College enrollment rates for 18- to 24-year-old African Americans and Latinos have reached an all-time high, but fewer complete their degrees than their Asian and Caucasian counterparts. The performance/achievement gap in higher education—the discrepancy in academic achievement and college success among different racial and ethnic groups—is a complex and multifaceted issue facing college administrators, faculty, and policy makers nationwide. One solution to higher attrition among minority students: mentoring programs that match alumni and minority undergraduates.^ The purpose of this study was to determine the effects of an alumni student mentoring program on seniors' satisfaction, academic performance, and the extent to which participation predicted future relationships with mentors, peers and the program itself. A twenty-six item web-based Likert-style survey was administered to a cohort of 182 seniors who were the first to complete eight successive semesters in the Cornell Alumni Student Mentoring Program. After each section, students were invited to share qualitative, open-ended comments. Students also provided demographic information and self-reported GPAs and expected graduation dates. The responses were grouped into three clusters: Mentor/Mentee Relations, Peer-to-Peer Relations, and Program Relations. These components were examined to determine if statistically significant differences existed, based on gender, race, and college/school enrolled in at Cornell.^ Correlation coefficients were used to determine the degree of linear relationship between intervening and dependent variables, and forward regression modeling was conducted to predict students' satisfaction, wanting to become a mentor and to continue relationships with the program and mentors.^ The results indicate that males more than females seemed to benefit more significantly from the program. There were no statistically significance differences in race and college enrolled in. Moreover, the quality of the mentor/mentee relationship predicted program satisfaction, the desire to become a mentor, maintain relationships, and recommend the program to incoming students. The outcomes suggest that quality mentoring contributed to the success of the program.^ Recommendations for future research include conducting a large matched-pair-sample study comparing two similar groups, developing a longitudinal study of former mentees three to five years out of the program and looking back, and the freshman through junior year experience. Further advice for future practice: encourage colleges and universities to create multilevel mentoring programs and engage faculty, administrators, and staff in mentoring their students.^

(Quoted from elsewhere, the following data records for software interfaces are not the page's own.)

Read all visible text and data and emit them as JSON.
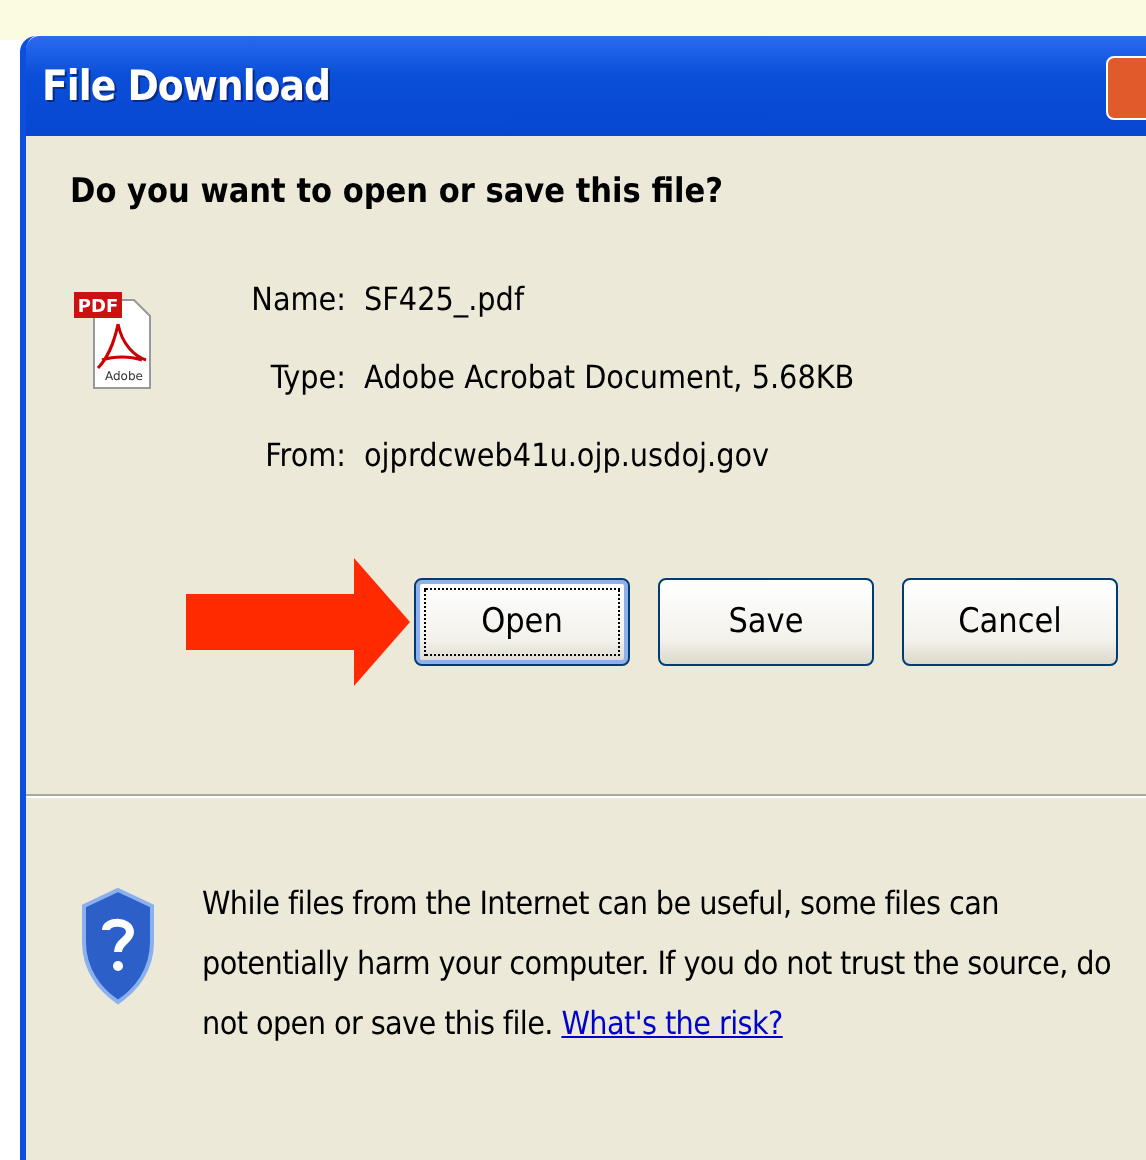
{
  "window": {
    "title": "File Download"
  },
  "question": "Do you want to open or save this file?",
  "file_icon": {
    "badge": "PDF",
    "caption": "Adobe"
  },
  "details": [
    {
      "label": "Name:",
      "value": "SF425_.pdf"
    },
    {
      "label": "Type:",
      "value": "Adobe Acrobat Document, 5.68KB"
    },
    {
      "label": "From:",
      "value": "ojprdcweb41u.ojp.usdoj.gov"
    }
  ],
  "buttons": [
    {
      "label": "Open",
      "focused": true
    },
    {
      "label": "Save",
      "focused": false
    },
    {
      "label": "Cancel",
      "focused": false
    }
  ],
  "warning": {
    "text": "While files from the Internet can be useful, some files can potentially harm your computer. If you do not trust the source, do not open or save this file.",
    "link": "What's the risk?"
  }
}
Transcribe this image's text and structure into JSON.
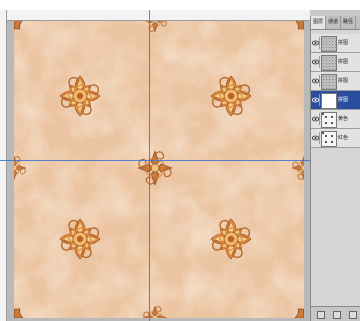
{
  "window": {
    "title": ""
  },
  "colors": {
    "tile_base": "#ebc4a1",
    "medallion_outer": "#d99149",
    "medallion_inner": "#f6cb88",
    "medallion_center": "#b86327",
    "guide": "#3e6fd1",
    "selected_layer": "#2b4f9e"
  },
  "layers_panel": {
    "tabs": [
      {
        "label": "图层"
      },
      {
        "label": "通道"
      },
      {
        "label": "路径"
      }
    ],
    "layers": [
      {
        "name": "拼图",
        "thumb": "grainy",
        "selected": false
      },
      {
        "name": "拼图",
        "thumb": "grainy",
        "selected": false
      },
      {
        "name": "拼图",
        "thumb": "grainy",
        "selected": false
      },
      {
        "name": "拼图",
        "thumb": "plain",
        "selected": true
      },
      {
        "name": "黄色",
        "thumb": "dots",
        "selected": false
      },
      {
        "name": "红色",
        "thumb": "dots",
        "selected": false
      }
    ]
  }
}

Black Studies|Education, Curriculum and Instruction|Hispanic American Studies|Education, Higher
Renee Tura Alexander,
"The effects of college mentoring programs on academic performance, program satisfaction, and predicting students' future involvement"
(January 1, 2009).
ETD Collection for Fordham University.